YOUR GOAL:
Line by line, print the records exactly as they are, dropping the pictures.

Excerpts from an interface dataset
= = = = = = =
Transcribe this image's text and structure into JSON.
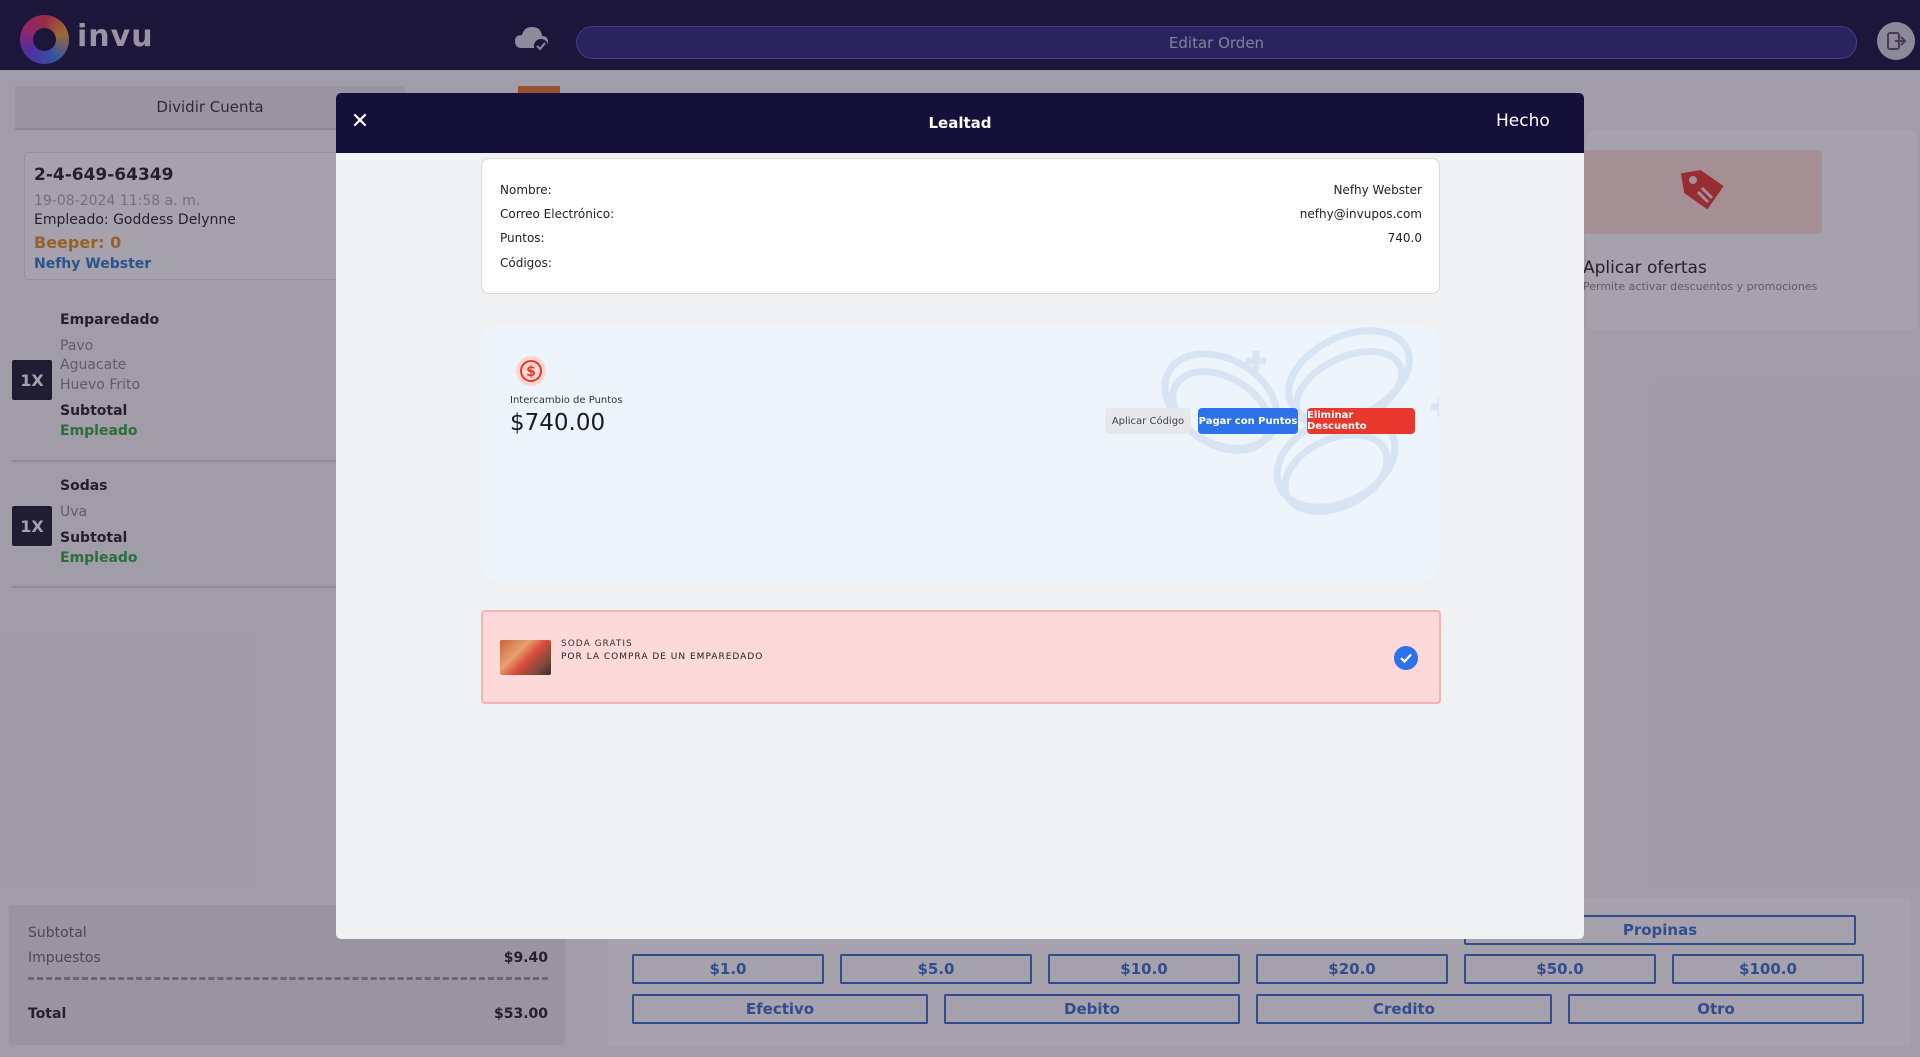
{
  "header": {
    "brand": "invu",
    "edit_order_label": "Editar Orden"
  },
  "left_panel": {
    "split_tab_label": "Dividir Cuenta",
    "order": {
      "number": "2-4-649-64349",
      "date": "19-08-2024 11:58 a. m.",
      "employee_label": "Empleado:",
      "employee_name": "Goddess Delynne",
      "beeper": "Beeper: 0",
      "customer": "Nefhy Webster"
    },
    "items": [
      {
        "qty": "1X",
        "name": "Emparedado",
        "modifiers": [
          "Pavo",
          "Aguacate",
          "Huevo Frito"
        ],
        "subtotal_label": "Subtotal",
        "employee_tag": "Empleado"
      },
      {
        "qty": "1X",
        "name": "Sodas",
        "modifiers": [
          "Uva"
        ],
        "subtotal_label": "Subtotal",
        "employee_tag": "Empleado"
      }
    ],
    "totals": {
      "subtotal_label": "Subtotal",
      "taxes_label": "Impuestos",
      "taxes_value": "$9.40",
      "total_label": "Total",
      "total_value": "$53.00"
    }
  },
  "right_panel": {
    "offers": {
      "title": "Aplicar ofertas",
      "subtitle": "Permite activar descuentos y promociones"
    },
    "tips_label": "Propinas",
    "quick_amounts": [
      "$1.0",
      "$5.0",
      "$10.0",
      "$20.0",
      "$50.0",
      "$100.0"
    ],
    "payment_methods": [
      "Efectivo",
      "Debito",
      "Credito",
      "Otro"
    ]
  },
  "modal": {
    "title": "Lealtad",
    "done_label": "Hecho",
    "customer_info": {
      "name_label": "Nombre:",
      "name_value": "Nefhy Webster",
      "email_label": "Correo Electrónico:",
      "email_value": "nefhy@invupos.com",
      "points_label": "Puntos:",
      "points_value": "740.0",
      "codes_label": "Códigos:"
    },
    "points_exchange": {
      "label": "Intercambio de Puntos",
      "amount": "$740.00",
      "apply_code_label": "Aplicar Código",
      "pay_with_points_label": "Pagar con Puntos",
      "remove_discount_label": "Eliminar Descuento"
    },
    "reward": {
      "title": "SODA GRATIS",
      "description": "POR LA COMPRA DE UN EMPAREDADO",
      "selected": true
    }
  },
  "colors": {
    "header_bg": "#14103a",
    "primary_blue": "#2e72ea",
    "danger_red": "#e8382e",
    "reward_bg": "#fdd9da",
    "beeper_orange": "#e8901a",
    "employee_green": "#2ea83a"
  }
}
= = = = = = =
RESPONSE FOR THIS EXERCISE:
Transcribe this image's text and structure into JSON.
{
  "header": {
    "brand": "invu",
    "edit_order_label": "Editar Orden"
  },
  "left_panel": {
    "split_tab_label": "Dividir Cuenta",
    "order": {
      "number": "2-4-649-64349",
      "date": "19-08-2024 11:58 a. m.",
      "employee_label": "Empleado:",
      "employee_name": "Goddess Delynne",
      "beeper": "Beeper: 0",
      "customer": "Nefhy Webster"
    },
    "items": [
      {
        "qty": "1X",
        "name": "Emparedado",
        "modifiers": [
          "Pavo",
          "Aguacate",
          "Huevo Frito"
        ],
        "subtotal_label": "Subtotal",
        "employee_tag": "Empleado"
      },
      {
        "qty": "1X",
        "name": "Sodas",
        "modifiers": [
          "Uva"
        ],
        "subtotal_label": "Subtotal",
        "employee_tag": "Empleado"
      }
    ],
    "totals": {
      "subtotal_label": "Subtotal",
      "taxes_label": "Impuestos",
      "taxes_value": "$9.40",
      "total_label": "Total",
      "total_value": "$53.00"
    }
  },
  "right_panel": {
    "offers": {
      "title": "Aplicar ofertas",
      "subtitle": "Permite activar descuentos y promociones"
    },
    "tips_label": "Propinas",
    "quick_amounts": [
      "$1.0",
      "$5.0",
      "$10.0",
      "$20.0",
      "$50.0",
      "$100.0"
    ],
    "payment_methods": [
      "Efectivo",
      "Debito",
      "Credito",
      "Otro"
    ]
  },
  "modal": {
    "title": "Lealtad",
    "done_label": "Hecho",
    "customer_info": {
      "name_label": "Nombre:",
      "name_value": "Nefhy Webster",
      "email_label": "Correo Electrónico:",
      "email_value": "nefhy@invupos.com",
      "points_label": "Puntos:",
      "points_value": "740.0",
      "codes_label": "Códigos:"
    },
    "points_exchange": {
      "label": "Intercambio de Puntos",
      "amount": "$740.00",
      "apply_code_label": "Aplicar Código",
      "pay_with_points_label": "Pagar con Puntos",
      "remove_discount_label": "Eliminar Descuento"
    },
    "reward": {
      "title": "SODA GRATIS",
      "description": "POR LA COMPRA DE UN EMPAREDADO",
      "selected": true
    }
  },
  "colors": {
    "header_bg": "#14103a",
    "primary_blue": "#2e72ea",
    "danger_red": "#e8382e",
    "reward_bg": "#fdd9da",
    "beeper_orange": "#e8901a",
    "employee_green": "#2ea83a"
  }
}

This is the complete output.